UMMS Affiliation

Department of Neurobiology; Anaclet Lab; Graduate School of Biomedical Sciences, Neuroscience Program

Publication Date

2019-07-30

Document Type

Article

Disciplines

Amino Acids, Peptides, and Proteins | Musculoskeletal, Neural, and Ocular Physiology | Nervous System | Neuroscience and Neurobiology

Abstract

Parafacial zone (PZ) GABAergic neurons play a major role in slow-wave-sleep (SWS), also called non-rapid eye movement (NREM) sleep. The PZ also contains glutamatergic neurons expressing the vesicular transporter for glutamate, isoform 2 (Vglut2). We hypothesized that PZ Vglut2-expressing (PZ(Vglut2)) neurons are also involved in sleep control, playing a synergistic role with PZ GABAergic neurons. To test this hypothesis, we specifically activated PZ(Vglut2) neurons using the excitatory chemogenetic receptor hM3Dq. Anatomical inspection of the injection sites revealed hM3Dq transfection in PZ, parabrachial nucleus (PB), sublaterodorsal nucleus (SLD) or various combinations of these three brain areas. Consistent with the known wake- and REM sleep-promoting role of PB and SLD, respectively, chemogenetic activation of PB(Vglut2) or SLD(Vglut2) resulted in wake or REM sleep enhancement. Chemogenetic activation of PZ(Vglut2) neurons did not affect sleep-wake phenotype during the mouse active period but increased wakefulness and REM sleep, similar to PB(Vglut2) and SLD(Vglut2) activation, during the rest period. To definitively confirm the role of PZ(Vglut2) neurons, we used a specific marker for PZ(Vglut2) neurons, Phox2B. Chemogenetic activation of PZ(Phox2B) neurons did not affect sleep-wake phenotype, indicating that PZ glutamatergic neurons are not sufficient to affect sleep-wake cycle. These results indicate that PZ glutamatergic neurons are not involved in sleep-wake control.

Keywords

DREADDs, brainstem, neuronal circuitry, parabrachial nucleus, parafacial zone, sleep-wake control, sublaterodorsal nucleus

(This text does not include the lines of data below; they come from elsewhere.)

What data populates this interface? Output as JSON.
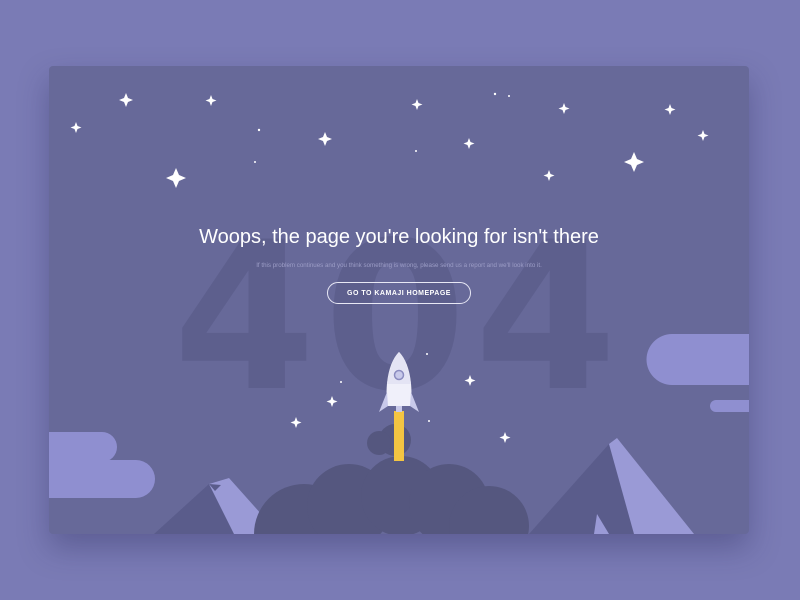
{
  "error": {
    "code": "404",
    "headline": "Woops, the page you're looking for isn't there",
    "subtext": "If this problem continues and you think something is wrong, please send us a report and we'll look into it.",
    "home_button_label": "GO TO KAMAJI HOMEPAGE"
  },
  "colors": {
    "page_background": "#7a7bb5",
    "card_background": "#676999",
    "digits": "#5d5f8d",
    "cloud": "#8f8fd0",
    "mountain": "#9a9ad6",
    "mountain_shadow": "#5a5c8b",
    "smoke": "#55577f",
    "rocket_body": "#f0f0fa",
    "rocket_flame": "#f4c542"
  },
  "icons": {
    "rocket": "rocket-icon",
    "stars": "sparkle-star-icon"
  }
}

Rights and Permissions

Copyright © 2019 Erickson, Ferrari, Gompf and Anaclet. This is an open-access article distributed under the terms of the Creative Commons Attribution License (CC BY). The use, distribution or reproduction in other forums is permitted, provided the original author(s) and the copyright owner(s) are credited and that the original publication in this journal is cited, in accordance with accepted academic practice. No use, distribution or reproduction is permitted which does not comply with these terms.

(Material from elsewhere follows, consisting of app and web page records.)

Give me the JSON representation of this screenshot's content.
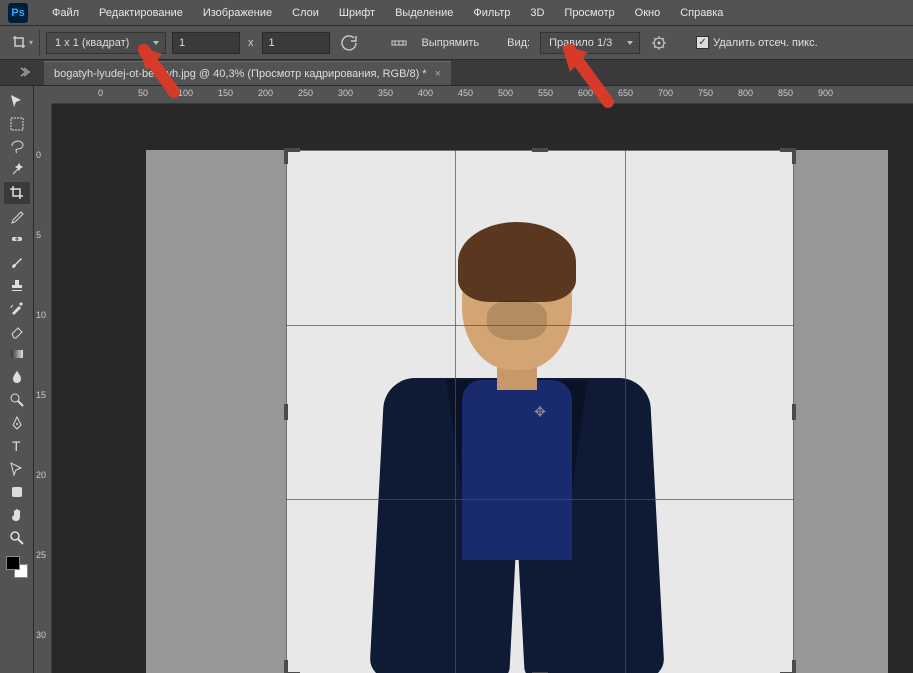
{
  "app_logo": "Ps",
  "menu": {
    "file": "Файл",
    "edit": "Редактирование",
    "image": "Изображение",
    "layers": "Слои",
    "type": "Шрифт",
    "select": "Выделение",
    "filter": "Фильтр",
    "threeD": "3D",
    "view": "Просмотр",
    "window": "Окно",
    "help": "Справка"
  },
  "options": {
    "aspect": "1 x 1 (квадрат)",
    "width": "1",
    "x_label": "x",
    "height": "1",
    "straighten": "Выпрямить",
    "view_label": "Вид:",
    "overlay": "Правило 1/3",
    "delete_cropped": "Удалить отсеч. пикс."
  },
  "tab": {
    "title": "bogatyh-lyudej-ot-bednyh.jpg @ 40,3% (Просмотр кадрирования, RGB/8) *",
    "close": "×"
  },
  "ruler_h": [
    "0",
    "50",
    "100",
    "150",
    "200",
    "250",
    "300",
    "350",
    "400",
    "450",
    "500",
    "550",
    "600",
    "650",
    "700",
    "750",
    "800",
    "850",
    "900"
  ],
  "ruler_v": [
    "0",
    "5",
    "10",
    "15",
    "20",
    "25",
    "30"
  ],
  "tools": {
    "move": "move",
    "marquee": "marquee",
    "lasso": "lasso",
    "wand": "wand",
    "crop": "crop",
    "eyedrop": "eyedrop",
    "heal": "heal",
    "brush": "brush",
    "stamp": "stamp",
    "history": "history",
    "eraser": "eraser",
    "gradient": "gradient",
    "blur": "blur",
    "dodge": "dodge",
    "pen": "pen",
    "text": "text",
    "path": "path",
    "shape": "shape",
    "hand": "hand",
    "zoom": "zoom"
  },
  "colors": {
    "accent_red": "#d83a2a"
  }
}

DOI of Published Version

10.3389/fnins.2019.00755

Source

Front Neurosci. 2019 Jul 30;13:755. doi: 10.3389/fnins.2019.00755. eCollection 2019. Link to article on publisher's site

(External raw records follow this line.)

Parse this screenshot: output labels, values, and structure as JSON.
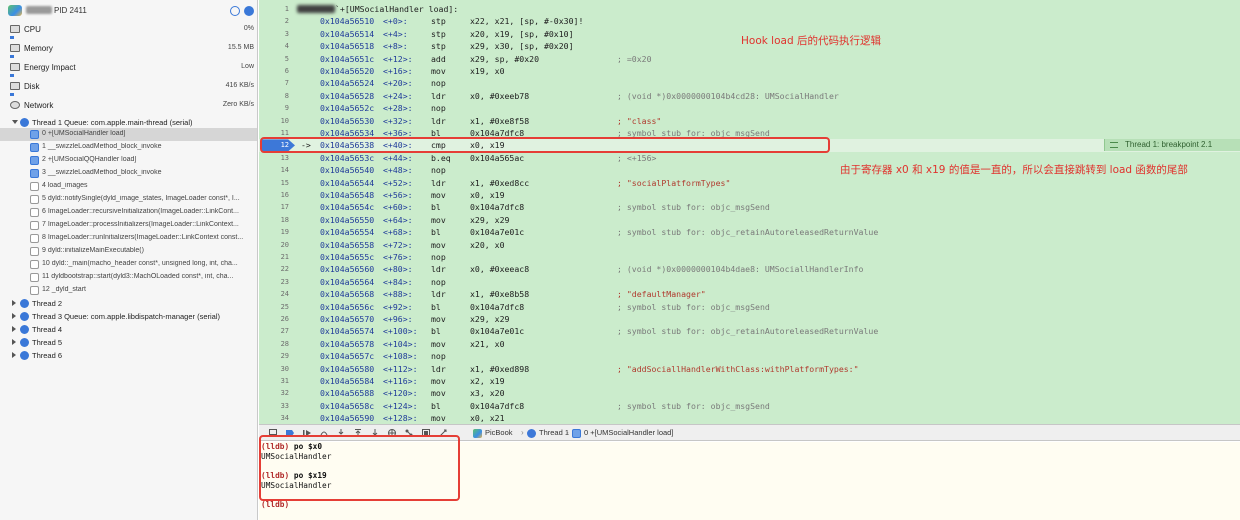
{
  "process": {
    "title": "PID 2411"
  },
  "gauges": [
    {
      "label": "CPU",
      "value": "0%"
    },
    {
      "label": "Memory",
      "value": "15.5 MB"
    },
    {
      "label": "Energy Impact",
      "value": "Low"
    },
    {
      "label": "Disk",
      "value": "416 KB/s"
    },
    {
      "label": "Network",
      "value": "Zero KB/s"
    }
  ],
  "thread1": {
    "label": "Thread 1 Queue: com.apple.main-thread (serial)",
    "frames": [
      "0 +[UMSocialHandler load]",
      "1 __swizzleLoadMethod_block_invoke",
      "2 +[UMSocialQQHandler load]",
      "3 __swizzleLoadMethod_block_invoke",
      "4 load_images",
      "5 dyld::notifySingle(dyld_image_states, ImageLoader const*, I...",
      "6 ImageLoader::recursiveInitialization(ImageLoader::LinkCont...",
      "7 ImageLoader::processInitializers(ImageLoader::LinkContext...",
      "8 ImageLoader::runInitializers(ImageLoader::LinkContext const...",
      "9 dyld::initializeMainExecutable()",
      "10 dyld::_main(macho_header const*, unsigned long, int, cha...",
      "11 dyldbootstrap::start(dyld3::MachOLoaded const*, int, cha...",
      "12 _dyld_start"
    ]
  },
  "other_threads": [
    "Thread 2",
    "Thread 3 Queue: com.apple.libdispatch-manager (serial)",
    "Thread 4",
    "Thread 5",
    "Thread 6"
  ],
  "editor": {
    "header": "`+[UMSocialHandler load]:",
    "lines": [
      {
        "n": "2",
        "addr": "0x104a56510",
        "off": "<+0>:",
        "mn": "stp",
        "ops": "x22, x21, [sp, #-0x30]!",
        "cmt": ""
      },
      {
        "n": "3",
        "addr": "0x104a56514",
        "off": "<+4>:",
        "mn": "stp",
        "ops": "x20, x19, [sp, #0x10]",
        "cmt": ""
      },
      {
        "n": "4",
        "addr": "0x104a56518",
        "off": "<+8>:",
        "mn": "stp",
        "ops": "x29, x30, [sp, #0x20]",
        "cmt": ""
      },
      {
        "n": "5",
        "addr": "0x104a5651c",
        "off": "<+12>:",
        "mn": "add",
        "ops": "x29, sp, #0x20",
        "cmt": "; =0x20"
      },
      {
        "n": "6",
        "addr": "0x104a56520",
        "off": "<+16>:",
        "mn": "mov",
        "ops": "x19, x0",
        "cmt": ""
      },
      {
        "n": "7",
        "addr": "0x104a56524",
        "off": "<+20>:",
        "mn": "nop",
        "ops": "",
        "cmt": ""
      },
      {
        "n": "8",
        "addr": "0x104a56528",
        "off": "<+24>:",
        "mn": "ldr",
        "ops": "x0, #0xeeb78",
        "cmt": "; (void *)0x0000000104b4cd28: UMSocialHandler"
      },
      {
        "n": "9",
        "addr": "0x104a5652c",
        "off": "<+28>:",
        "mn": "nop",
        "ops": "",
        "cmt": ""
      },
      {
        "n": "10",
        "addr": "0x104a56530",
        "off": "<+32>:",
        "mn": "ldr",
        "ops": "x1, #0xe8f58",
        "cmt": "; \"class\""
      },
      {
        "n": "11",
        "addr": "0x104a56534",
        "off": "<+36>:",
        "mn": "bl",
        "ops": "0x104a7dfc8",
        "cmt": "; symbol stub for: objc_msgSend"
      },
      {
        "n": "12",
        "addr": "0x104a56538",
        "off": "<+40>:",
        "mn": "cmp",
        "ops": "x0, x19",
        "cmt": ""
      },
      {
        "n": "13",
        "addr": "0x104a5653c",
        "off": "<+44>:",
        "mn": "b.eq",
        "ops": "0x104a565ac",
        "cmt": "; <+156>"
      },
      {
        "n": "14",
        "addr": "0x104a56540",
        "off": "<+48>:",
        "mn": "nop",
        "ops": "",
        "cmt": ""
      },
      {
        "n": "15",
        "addr": "0x104a56544",
        "off": "<+52>:",
        "mn": "ldr",
        "ops": "x1, #0xed8cc",
        "cmt": "; \"socialPlatformTypes\""
      },
      {
        "n": "16",
        "addr": "0x104a56548",
        "off": "<+56>:",
        "mn": "mov",
        "ops": "x0, x19",
        "cmt": ""
      },
      {
        "n": "17",
        "addr": "0x104a5654c",
        "off": "<+60>:",
        "mn": "bl",
        "ops": "0x104a7dfc8",
        "cmt": "; symbol stub for: objc_msgSend"
      },
      {
        "n": "18",
        "addr": "0x104a56550",
        "off": "<+64>:",
        "mn": "mov",
        "ops": "x29, x29",
        "cmt": ""
      },
      {
        "n": "19",
        "addr": "0x104a56554",
        "off": "<+68>:",
        "mn": "bl",
        "ops": "0x104a7e01c",
        "cmt": "; symbol stub for: objc_retainAutoreleasedReturnValue"
      },
      {
        "n": "20",
        "addr": "0x104a56558",
        "off": "<+72>:",
        "mn": "mov",
        "ops": "x20, x0",
        "cmt": ""
      },
      {
        "n": "21",
        "addr": "0x104a5655c",
        "off": "<+76>:",
        "mn": "nop",
        "ops": "",
        "cmt": ""
      },
      {
        "n": "22",
        "addr": "0x104a56560",
        "off": "<+80>:",
        "mn": "ldr",
        "ops": "x0, #0xeeac8",
        "cmt": "; (void *)0x0000000104b4dae8: UMSociallHandlerInfo"
      },
      {
        "n": "23",
        "addr": "0x104a56564",
        "off": "<+84>:",
        "mn": "nop",
        "ops": "",
        "cmt": ""
      },
      {
        "n": "24",
        "addr": "0x104a56568",
        "off": "<+88>:",
        "mn": "ldr",
        "ops": "x1, #0xe8b58",
        "cmt": "; \"defaultManager\""
      },
      {
        "n": "25",
        "addr": "0x104a5656c",
        "off": "<+92>:",
        "mn": "bl",
        "ops": "0x104a7dfc8",
        "cmt": "; symbol stub for: objc_msgSend"
      },
      {
        "n": "26",
        "addr": "0x104a56570",
        "off": "<+96>:",
        "mn": "mov",
        "ops": "x29, x29",
        "cmt": ""
      },
      {
        "n": "27",
        "addr": "0x104a56574",
        "off": "<+100>:",
        "mn": "bl",
        "ops": "0x104a7e01c",
        "cmt": "; symbol stub for: objc_retainAutoreleasedReturnValue"
      },
      {
        "n": "28",
        "addr": "0x104a56578",
        "off": "<+104>:",
        "mn": "mov",
        "ops": "x21, x0",
        "cmt": ""
      },
      {
        "n": "29",
        "addr": "0x104a5657c",
        "off": "<+108>:",
        "mn": "nop",
        "ops": "",
        "cmt": ""
      },
      {
        "n": "30",
        "addr": "0x104a56580",
        "off": "<+112>:",
        "mn": "ldr",
        "ops": "x1, #0xed898",
        "cmt": "; \"addSociallHandlerWithClass:withPlatformTypes:\""
      },
      {
        "n": "31",
        "addr": "0x104a56584",
        "off": "<+116>:",
        "mn": "mov",
        "ops": "x2, x19",
        "cmt": ""
      },
      {
        "n": "32",
        "addr": "0x104a56588",
        "off": "<+120>:",
        "mn": "mov",
        "ops": "x3, x20",
        "cmt": ""
      },
      {
        "n": "33",
        "addr": "0x104a5658c",
        "off": "<+124>:",
        "mn": "bl",
        "ops": "0x104a7dfc8",
        "cmt": "; symbol stub for: objc_msgSend"
      },
      {
        "n": "34",
        "addr": "0x104a56590",
        "off": "<+128>:",
        "mn": "mov",
        "ops": "x0, x21",
        "cmt": ""
      }
    ],
    "current_line": "12",
    "pc_arrow": "->",
    "breakpoint_label": "Thread 1: breakpoint 2.1",
    "annotation_top": "Hook load 后的代码执行逻辑",
    "annotation_mid": "由于寄存器 x0 和 x19 的值是一直的，所以会直接跳转到 load 函数的尾部"
  },
  "debugbar": {
    "crumbs": [
      "PicBook",
      "Thread 1",
      "0 +[UMSocialHandler load]"
    ]
  },
  "console": {
    "prompt": "(lldb)",
    "cmd1": "po $x0",
    "out1": "UMSocialHandler",
    "cmd2": "po $x19",
    "out2": "UMSocialHandler"
  },
  "colors": {
    "editor_bg": "#cbeccc",
    "annotation": "#e0322d",
    "highlight_box": "#e53e36",
    "pc_marker": "#3d78d8"
  }
}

Journal/Book/Conference Title

Frontiers in neuroscience

Related Resources

Link to Article in PubMed

PubMed ID

31417341

Creative Commons License

Creative Commons Attribution 4.0 License
This work is licensed under a Creative Commons Attribution 4.0 License.

Share

COinS
 
 

To view the content in your browser, please download Adobe Reader or, alternately,
you may Download the file to your hard drive.

NOTE: The latest versions of Adobe Reader do not support viewing PDF files within Firefox on Mac OS and if you are using a modern (Intel) Mac, there is no official plugin for viewing PDF files within the browser window.